Farah shrugged off continued doping allegations to mount a second defence of the 10,000m in London after victories in Moscow in 2013 and Beijing two years ago. He still had six men for company down the backstretch, yet held his nerve and ultimately devastating kick to win in 26:49.53 - the fastest time in the world this year.
That 100m final takes place on Saturday, but another legend of the sport goes in a final this evening - that's Mo Farah, who contests the 10,000m, which is a straight final with no heats.
Mo Farah is confident he can win the 5,000 metres at the World Athletics Championships despite injuring his knee and needing three stitches in his left leg after his epic 10,000 metres triumph on Friday.
The win comes five years to the day since he claimed Olympic 10,000m gold on "Super Saturday" at London 2012 and extends his unbeaten run over the distance to nine races stretching back to 2011.
Uganda's Joshua Cheptegei took second in 26:49.94, his own fast finish not enough to seriously challenge the champion, while Paul Tanui (26:50.60) claimed bronze for Kenya. "To all the kids out there, if you want to be like me it is possible if you work hard". The distance runner said he believed in his sprinting abilities that once again has worked in his favour.
From there on the race unfolded into the inevitable, and became all about Farah, who despite producing these unbreakable displays on the track, still can't distance himself from the shadow of drugs, specially his association coach Alberto Salazar, now being investigated by USA anti-doping. "This was very special", Farah said.
"I just had to stay strong, I was just thinking that I can't lose in my home town".
"I knew at 12 laps to go when they went hard from there I knew it was going to be tough". It was terrible.
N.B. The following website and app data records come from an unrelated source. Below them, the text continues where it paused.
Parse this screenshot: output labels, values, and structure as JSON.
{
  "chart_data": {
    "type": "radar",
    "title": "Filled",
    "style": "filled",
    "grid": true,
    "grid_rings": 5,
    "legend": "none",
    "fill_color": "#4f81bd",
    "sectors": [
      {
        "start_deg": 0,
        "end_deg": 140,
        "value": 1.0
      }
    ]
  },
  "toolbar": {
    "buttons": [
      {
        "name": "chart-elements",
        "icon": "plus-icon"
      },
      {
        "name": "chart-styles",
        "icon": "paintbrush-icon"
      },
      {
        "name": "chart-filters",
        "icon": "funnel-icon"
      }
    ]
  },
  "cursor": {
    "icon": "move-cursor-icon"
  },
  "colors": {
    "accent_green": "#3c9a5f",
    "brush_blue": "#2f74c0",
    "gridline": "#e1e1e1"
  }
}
I've got the 5000m, though. "At 24, she's still developing and, although gold might be just out of reach, when the final comes around on Monday, I'm backing Laura to take a gutsy silver". "I have to get this start together because I can't keep doing this", Bolt told reporters.
BBC 5 live commentator Mike Costello: "It was astonishing the discipline he showed to win and he looked so in control it was nearly like his great hero Muhammad Ali to George Foreman in the Rumble of the Jungle when he said 'is that all you've got?'" At 34, there has to be a question mark over whether he has that final-lap blistering pace. "This was very special". Nothing was going to stop Farah, even a little stumble off balance where his foot went off the track could not prevent Farah from gaining his last 10,000m gold.
Reece Prescod qualified in 10.03 seconds, with CJ Ujah joining him in 10.07 seconds and James Dasaolu coming home second behind Usain Bolt in the sixth heat in 10.13 seconds.